Where does the word "JSON" appear in the data? Copy every line that holds it.

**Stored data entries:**
---+---

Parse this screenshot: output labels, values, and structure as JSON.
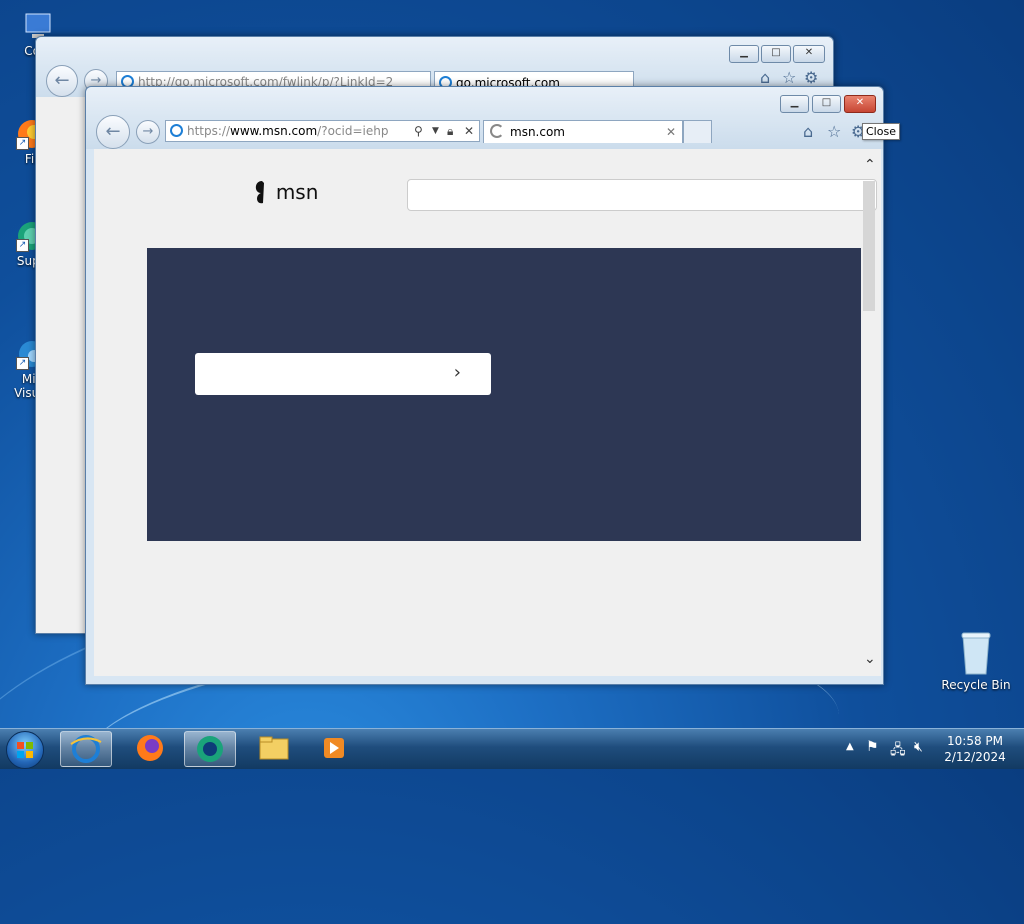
{
  "desktop": {
    "icons": [
      {
        "label": "Com"
      },
      {
        "label": "Fir"
      },
      {
        "label": "Supe"
      },
      {
        "label": "Mic"
      },
      {
        "label": "Visual"
      },
      {
        "label": "Recycle Bin"
      }
    ]
  },
  "back_window": {
    "address": "http://go.microsoft.com/fwlink/p/?LinkId=2",
    "tab_title": "go.microsoft.com"
  },
  "front_window": {
    "address_prefix": "https://",
    "address_domain": "www.msn.com",
    "address_rest": "/?ocid=iehp",
    "tab_title": "msn.com",
    "close_tooltip": "Close"
  },
  "page": {
    "logo_text": "msn",
    "search_placeholder": ""
  },
  "taskbar": {
    "time": "10:58 PM",
    "date": "2/12/2024"
  },
  "colors": {
    "hero_bg": "#2d3754",
    "page_bg": "#f0f0f0",
    "close_red": "#c74634"
  }
}
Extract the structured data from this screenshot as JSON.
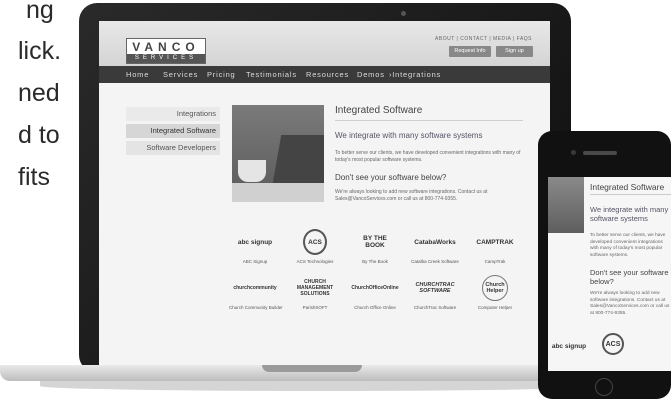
{
  "left_fragments": [
    "ng",
    "lick.",
    "ned",
    "d to",
    "fits"
  ],
  "site": {
    "logo_main": "VANCO",
    "logo_sub": "SERVICES",
    "top_links": "ABOUT  |  CONTACT  |  MEDIA  |  FAQS",
    "request_button": "Request Info",
    "signup_button": "Sign up"
  },
  "nav": {
    "items": [
      "Home",
      "Services",
      "Pricing",
      "Testimonials",
      "Resources",
      "Demos",
      "›Integrations"
    ]
  },
  "sidebar": {
    "items": [
      "Integrations",
      "Integrated Software",
      "Software Developers"
    ]
  },
  "main": {
    "title": "Integrated Software",
    "subhead": "We integrate with many software systems",
    "para": "To better serve our clients, we have developed convenient integrations with many of today's most popular software systems.",
    "question": "Don't see your software below?",
    "para2": "We're always looking to add new software integrations. Contact us at Sales@VancoServices.com or call us at 800-774-9355."
  },
  "logos": [
    {
      "mark": "abc signup",
      "caption": "ABC Signup"
    },
    {
      "mark": "ACS",
      "caption": "ACS Technologies"
    },
    {
      "mark": "BY THE BOOK",
      "caption": "By The Book"
    },
    {
      "mark": "CatabaWorks",
      "caption": "Catalba Creek Software"
    },
    {
      "mark": "CAMPTRAK",
      "caption": "CampTrak"
    },
    {
      "mark": "churchcommunity",
      "caption": "Church Community Builder"
    },
    {
      "mark": "CHURCH MANAGEMENT SOLUTIONS",
      "caption": "ParishSOFT"
    },
    {
      "mark": "ChurchOfficeOnline",
      "caption": "Church Office Online"
    },
    {
      "mark": "CHURCHTRAC SOFTWARE",
      "caption": "ChurchTrac Software"
    },
    {
      "mark": "Church Helper",
      "caption": "Computer Helper"
    }
  ],
  "phone": {
    "title": "Integrated Software",
    "subhead": "We integrate with many software systems",
    "para": "To better serve our clients, we have developed convenient integrations with many of today's most popular software systems.",
    "question": "Don't see your software below?",
    "para2": "We're always looking to add new software integrations. Contact us at Sales@VancoServices.com or call us at 800-774-9355.",
    "logo1": "abc signup",
    "logo2": "ACS"
  }
}
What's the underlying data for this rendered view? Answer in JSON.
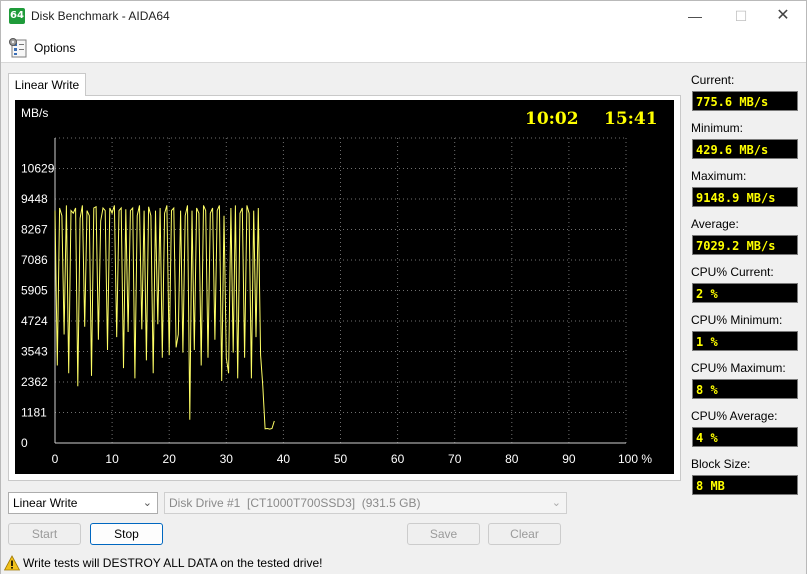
{
  "window": {
    "title": "Disk Benchmark - AIDA64",
    "app_icon_text": "64",
    "minimize": "—",
    "maximize": "☐",
    "close": "✕"
  },
  "menu": {
    "options_label": "Options"
  },
  "tab": {
    "label": "Linear Write"
  },
  "chart_data": {
    "type": "line",
    "ylabel": "MB/s",
    "yticks": [
      0,
      1181,
      2362,
      3543,
      4724,
      5905,
      7086,
      8267,
      9448,
      10629
    ],
    "ylim": [
      0,
      11810
    ],
    "xticks": [
      0,
      10,
      20,
      30,
      40,
      50,
      60,
      70,
      80,
      90,
      100
    ],
    "xtick_labels": [
      "0",
      "10",
      "20",
      "30",
      "40",
      "50",
      "60",
      "70",
      "80",
      "90",
      "100 %"
    ],
    "xlim": [
      0,
      100
    ],
    "grid": true,
    "time_elapsed": "10:02",
    "time_total": "15:41",
    "colors": {
      "background": "#000000",
      "line": "#ffff66",
      "grid": "#707070",
      "text": "#ffffff",
      "time": "#ffff00"
    },
    "series": [
      {
        "x": [
          0,
          0.4,
          0.8,
          1.2,
          1.6,
          2.0,
          2.4,
          2.8,
          3.2,
          3.6,
          4.0,
          4.4,
          4.8,
          5.2,
          5.6,
          6.0,
          6.4,
          6.8,
          7.2,
          7.6,
          8.0,
          8.4,
          8.8,
          9.2,
          9.6,
          10.0,
          10.4,
          10.8,
          11.2,
          11.6,
          12.0,
          12.4,
          12.8,
          13.2,
          13.6,
          14.0,
          14.4,
          14.8,
          15.2,
          15.6,
          16.0,
          16.4,
          16.8,
          17.2,
          17.6,
          18.0,
          18.4,
          18.8,
          19.2,
          19.6,
          20.0,
          20.4,
          20.8,
          21.2,
          21.6,
          22.0,
          22.4,
          22.8,
          23.2,
          23.6,
          24.0,
          24.4,
          24.8,
          25.2,
          25.6,
          26.0,
          26.4,
          26.8,
          27.2,
          27.6,
          28.0,
          28.4,
          28.8,
          29.2,
          29.6,
          30.0,
          30.4,
          30.8,
          31.2,
          31.6,
          32.0,
          32.4,
          32.8,
          33.2,
          33.6,
          34.0,
          34.4,
          34.8,
          35.2,
          35.6,
          36.0,
          36.4,
          36.8,
          37.2,
          37.6,
          38.0,
          38.4
        ],
        "y": [
          9000,
          3000,
          9100,
          8800,
          4200,
          9200,
          2700,
          9000,
          8900,
          9100,
          2200,
          8700,
          9200,
          4500,
          9000,
          8800,
          2600,
          9100,
          9150,
          4000,
          8600,
          9100,
          9000,
          3600,
          9100,
          8900,
          9200,
          4100,
          9000,
          9100,
          2900,
          9050,
          4300,
          9000,
          9100,
          2500,
          8800,
          9200,
          4400,
          9000,
          3200,
          9150,
          8800,
          2700,
          9000,
          4600,
          9100,
          3300,
          8900,
          9200,
          3400,
          9000,
          9100,
          3700,
          4200,
          9000,
          3500,
          8800,
          9200,
          900,
          9000,
          3600,
          9100,
          8900,
          3000,
          9200,
          9000,
          3300,
          8900,
          9100,
          4000,
          9000,
          9200,
          2400,
          8800,
          3300,
          2700,
          9100,
          3500,
          9200,
          2500,
          8900,
          9100,
          3300,
          9200,
          8900,
          2500,
          9000,
          4100,
          9100,
          3400,
          2200,
          550,
          560,
          540,
          560,
          850
        ]
      }
    ]
  },
  "stats": [
    {
      "label": "Current:",
      "value": "775.6 MB/s"
    },
    {
      "label": "Minimum:",
      "value": "429.6 MB/s"
    },
    {
      "label": "Maximum:",
      "value": "9148.9 MB/s"
    },
    {
      "label": "Average:",
      "value": "7029.2 MB/s"
    },
    {
      "label": "CPU% Current:",
      "value": "2 %"
    },
    {
      "label": "CPU% Minimum:",
      "value": "1 %"
    },
    {
      "label": "CPU% Maximum:",
      "value": "8 %"
    },
    {
      "label": "CPU% Average:",
      "value": "4 %"
    },
    {
      "label": "Block Size:",
      "value": "8 MB"
    }
  ],
  "controls": {
    "test_select": "Linear Write",
    "drive_select": "Disk Drive #1  [CT1000T700SSD3]  (931.5 GB)",
    "start": "Start",
    "stop": "Stop",
    "save": "Save",
    "clear": "Clear"
  },
  "status": {
    "warning": "Write tests will DESTROY ALL DATA on the tested drive!"
  }
}
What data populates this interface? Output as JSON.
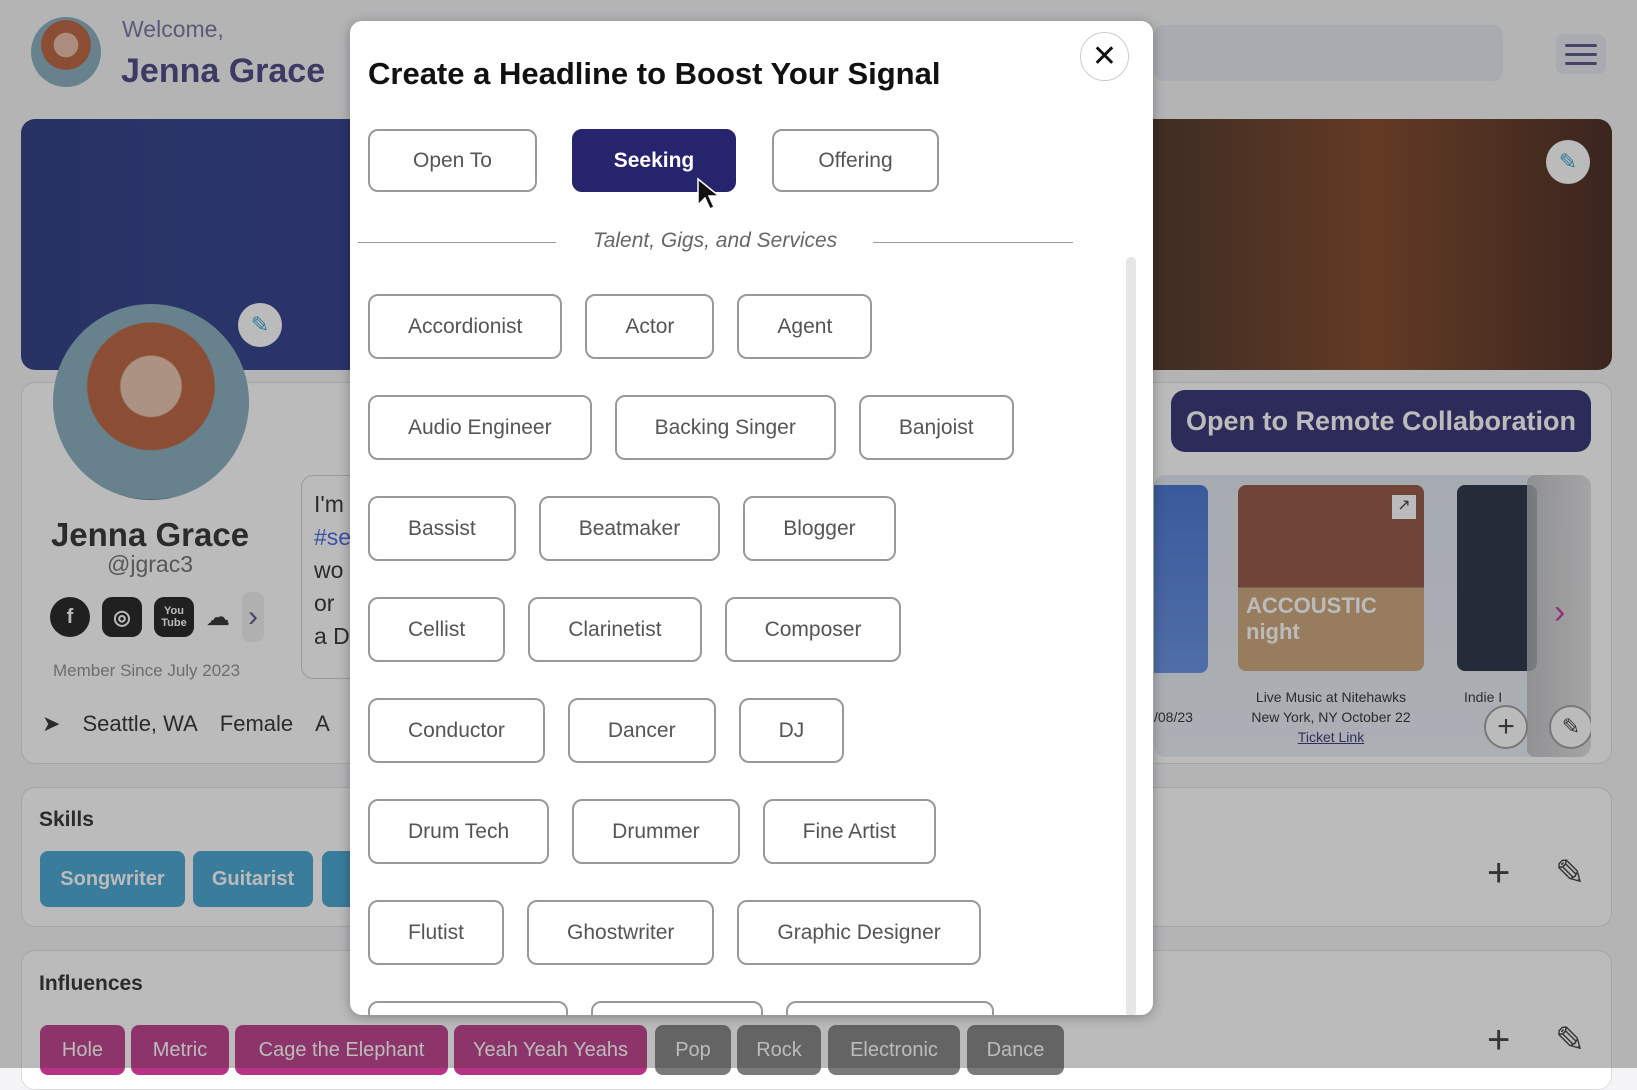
{
  "header": {
    "welcome": "Welcome,",
    "user_name": "Jenna Grace"
  },
  "profile": {
    "name": "Jenna Grace",
    "handle": "@jgrac3",
    "member_since": "Member Since July 2023",
    "location": "Seattle, WA",
    "gender": "Female",
    "gender_next": "A",
    "bio_lines": [
      "I'm",
      "#se",
      "wo",
      "or",
      "a D"
    ],
    "socials": [
      "facebook-icon",
      "instagram-icon",
      "youtube-icon",
      "soundcloud-icon"
    ],
    "youtube_text": "You Tube"
  },
  "remote_button": "Open to Remote Collaboration",
  "gigs": [
    {
      "caption_partial": "/08/23"
    },
    {
      "title": "Live Music at Nitehawks",
      "subtitle": "New York, NY October 22",
      "link": "Ticket Link",
      "poster_text": "ACCOUSTIC night"
    },
    {
      "title_partial": "Indie I"
    }
  ],
  "skills": {
    "title": "Skills",
    "items": [
      "Songwriter",
      "Guitarist"
    ],
    "color": "#3a9fcf"
  },
  "influences": {
    "title": "Influences",
    "items": [
      {
        "label": "Hole",
        "color": "#b83284"
      },
      {
        "label": "Metric",
        "color": "#b83284"
      },
      {
        "label": "Cage the Elephant",
        "color": "#b83284"
      },
      {
        "label": "Yeah Yeah Yeahs",
        "color": "#b83284"
      },
      {
        "label": "Pop",
        "color": "#7a7a7a"
      },
      {
        "label": "Rock",
        "color": "#7a7a7a"
      },
      {
        "label": "Electronic",
        "color": "#7a7a7a"
      },
      {
        "label": "Dance",
        "color": "#7a7a7a"
      }
    ]
  },
  "modal": {
    "title": "Create a Headline to Boost Your Signal",
    "close": "✕",
    "tabs": [
      {
        "label": "Open To",
        "active": false
      },
      {
        "label": "Seeking",
        "active": true
      },
      {
        "label": "Offering",
        "active": false
      }
    ],
    "section": "Talent, Gigs, and Services",
    "accent": "#27246e",
    "rows": [
      [
        "Accordionist",
        "Actor",
        "Agent"
      ],
      [
        "Audio Engineer",
        "Backing Singer",
        "Banjoist"
      ],
      [
        "Bassist",
        "Beatmaker",
        "Blogger"
      ],
      [
        "Cellist",
        "Clarinetist",
        "Composer"
      ],
      [
        "Conductor",
        "Dancer",
        "DJ"
      ],
      [
        "Drum Tech",
        "Drummer",
        "Fine Artist"
      ],
      [
        "Flutist",
        "Ghostwriter",
        "Graphic Designer"
      ]
    ]
  }
}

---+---

**Answer section:**
Parse this screenshot: output labels, values, and structure as JSON.
Extract the structured data from this screenshot as JSON.
What's the underlying data for this rendered view? Answer in JSON.
What data populates this interface? Output as JSON.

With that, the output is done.